#### Task instructions:
Starting at the top line, return each entry word for word.

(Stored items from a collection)
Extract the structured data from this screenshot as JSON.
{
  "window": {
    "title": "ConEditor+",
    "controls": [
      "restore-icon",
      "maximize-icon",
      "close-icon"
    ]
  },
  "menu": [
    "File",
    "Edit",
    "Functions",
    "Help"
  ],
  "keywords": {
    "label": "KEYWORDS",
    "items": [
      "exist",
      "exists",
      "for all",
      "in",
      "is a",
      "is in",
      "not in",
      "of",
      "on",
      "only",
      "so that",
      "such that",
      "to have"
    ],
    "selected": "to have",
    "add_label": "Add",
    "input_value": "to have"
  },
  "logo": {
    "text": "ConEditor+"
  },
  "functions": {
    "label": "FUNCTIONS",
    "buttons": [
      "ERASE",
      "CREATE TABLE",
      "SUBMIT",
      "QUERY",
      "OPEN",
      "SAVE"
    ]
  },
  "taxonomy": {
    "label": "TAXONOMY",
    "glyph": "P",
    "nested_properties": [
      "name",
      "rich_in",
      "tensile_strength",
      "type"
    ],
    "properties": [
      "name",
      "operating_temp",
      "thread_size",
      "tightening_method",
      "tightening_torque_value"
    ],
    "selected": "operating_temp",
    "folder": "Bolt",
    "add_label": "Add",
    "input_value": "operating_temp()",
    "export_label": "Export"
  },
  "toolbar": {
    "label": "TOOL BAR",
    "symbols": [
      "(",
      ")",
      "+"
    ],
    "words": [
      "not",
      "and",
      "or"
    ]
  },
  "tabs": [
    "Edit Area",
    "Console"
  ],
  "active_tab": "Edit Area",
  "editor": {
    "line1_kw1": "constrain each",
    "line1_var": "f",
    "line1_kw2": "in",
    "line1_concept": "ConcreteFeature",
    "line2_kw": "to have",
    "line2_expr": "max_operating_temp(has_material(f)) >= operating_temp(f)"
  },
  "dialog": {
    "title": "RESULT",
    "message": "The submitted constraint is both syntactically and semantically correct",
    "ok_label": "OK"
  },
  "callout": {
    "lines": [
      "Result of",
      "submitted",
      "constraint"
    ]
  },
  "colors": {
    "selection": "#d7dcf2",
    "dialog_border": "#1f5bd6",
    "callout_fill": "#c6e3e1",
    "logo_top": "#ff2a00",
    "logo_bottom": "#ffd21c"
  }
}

#### Task output:
Extract the structured data from this screenshot as JSON.
{
  "window": {
    "title": "ConEditor+",
    "controls": [
      "restore-icon",
      "maximize-icon",
      "close-icon"
    ]
  },
  "menu": [
    "File",
    "Edit",
    "Functions",
    "Help"
  ],
  "keywords": {
    "label": "KEYWORDS",
    "items": [
      "exist",
      "exists",
      "for all",
      "in",
      "is a",
      "is in",
      "not in",
      "of",
      "on",
      "only",
      "so that",
      "such that",
      "to have"
    ],
    "selected": "to have",
    "add_label": "Add",
    "input_value": "to have"
  },
  "logo": {
    "text": "ConEditor+"
  },
  "functions": {
    "label": "FUNCTIONS",
    "buttons": [
      "ERASE",
      "CREATE TABLE",
      "SUBMIT",
      "QUERY",
      "OPEN",
      "SAVE"
    ]
  },
  "taxonomy": {
    "label": "TAXONOMY",
    "glyph": "P",
    "nested_properties": [
      "name",
      "rich_in",
      "tensile_strength",
      "type"
    ],
    "properties": [
      "name",
      "operating_temp",
      "thread_size",
      "tightening_method",
      "tightening_torque_value"
    ],
    "selected": "operating_temp",
    "folder": "Bolt",
    "add_label": "Add",
    "input_value": "operating_temp()",
    "export_label": "Export"
  },
  "toolbar": {
    "label": "TOOL BAR",
    "symbols": [
      "(",
      ")",
      "+"
    ],
    "words": [
      "not",
      "and",
      "or"
    ]
  },
  "tabs": [
    "Edit Area",
    "Console"
  ],
  "active_tab": "Edit Area",
  "editor": {
    "line1_kw1": "constrain each",
    "line1_var": "f",
    "line1_kw2": "in",
    "line1_concept": "ConcreteFeature",
    "line2_kw": "to have",
    "line2_expr": "max_operating_temp(has_material(f)) >= operating_temp(f)"
  },
  "dialog": {
    "title": "RESULT",
    "message": "The submitted constraint is both syntactically and semantically correct",
    "ok_label": "OK"
  },
  "callout": {
    "lines": [
      "Result of",
      "submitted",
      "constraint"
    ]
  },
  "colors": {
    "selection": "#d7dcf2",
    "dialog_border": "#1f5bd6",
    "callout_fill": "#c6e3e1",
    "logo_top": "#ff2a00",
    "logo_bottom": "#ffd21c"
  }
}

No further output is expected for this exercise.